PLoS One ; 18(3): e0282988, 2023.
Artigo em Inglês | MEDLINE | ID: mdl-36920968


BACKGROUND: Public Health England recently called for the establishment of services to help people to safely stop prescribed drugs associated with dependence and withdrawal, including benzodiazepines, z-drugs, antidepressants, gabapentinoids and opioids. NICE identified a lack of knowledge about the best model for such service delivery. Therefore, we performed a global survey of existing deprescribing services to identify common practices and inform service development. METHODS: We identified existing deprescribing services and interviewed key personnel in these services using an interview co-produced with researchers with lived experience of withdrawal. We summarised the common practices of the services and analysed the interviews using a rapid form of qualitative framework analysis. RESULTS: Thirteen deprescribing services were included (8 UK, 5 from other countries). The common practices in the services were: gradual tapering of medications often over more than a year, and reductions made in a broadly hyperbolic manner (smaller reductions as total dose became lower). Reductions were individualised so that withdrawal symptoms remained tolerable, with the patient leading this decision-making in most services. Support and reassurance were provided throughout the process, sometimes by means of telephone support lines. Psychosocial support for the management of underlying conditions (e.g. CBT, counselling) were provided by the service or through referral. Lived experience was often embedded in services through founders, hiring criteria, peer support and sources of information to guide tapering. CONCLUSION: We found many common practices across existing deprescribing services around the world. We suggest that these ingredients are included in commissioning guidance of future services and suggest directions for further research to clarify best practice.

Desprescrições , Humanos , Benzodiazepinas , Inglaterra , Analgésicos Opioides , Antidepressivos
Issues Ment Health Nurs ; 38(7): 570-577, 2017 Jul.
Artigo em Inglês | MEDLINE | ID: mdl-28718759

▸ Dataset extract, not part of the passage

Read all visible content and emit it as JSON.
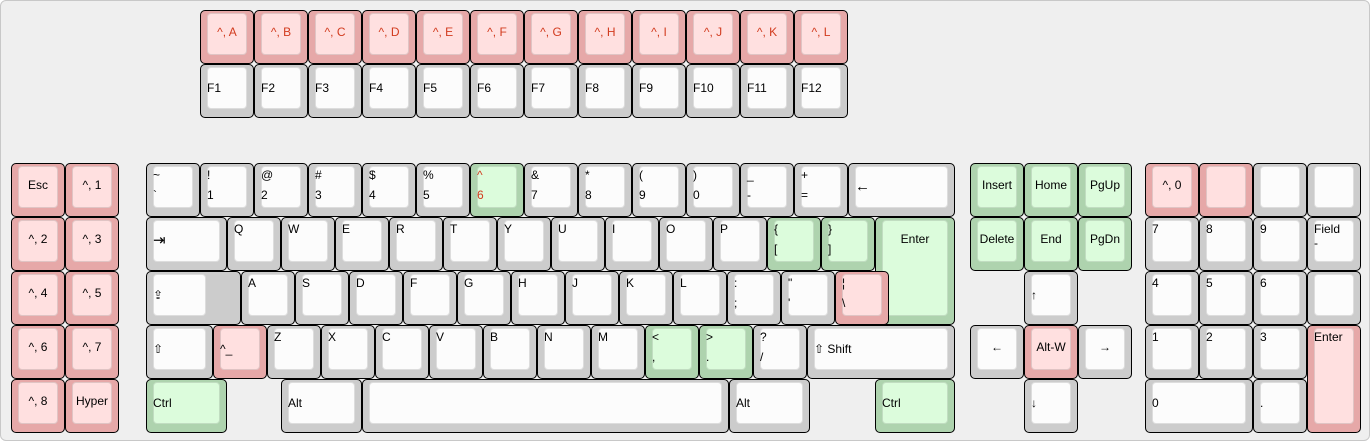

Crisis theory suggests that in addition to presenting a threat to mental well-being, crises are also opportunities where successful interventions can lead to successful outcomes. UK mental health crisis teams aim to reduce hospital admission by treating people at home and by building resilience and supporting learning from crisis, yet data on repeat crisis episodes suggest this could be improved. This qualitative study sought to explore the Wellness Recovery Action Plan (WRAP) as a means of supporting resilience-building and maximising the opportunity potential of crisis. The following themes emerged: The meaning of crisis; Engaging with the WRAP process; WRAP and self-management; and Changes and transformations. This research suggests that WRAP has potential in supporting recovery from crisis, revealing insights into the nature of crisis which can inform the further development of crisis services.

Serviços Comunitários de Saúde Mental/organização & administração , Intervenção na Crise/organização & administração , Recuperação da Saúde Mental , Adulto , Feminino , Humanos , Masculino , Pessoa de Meia-Idade , Pesquisa Qualitativa , Reino Unido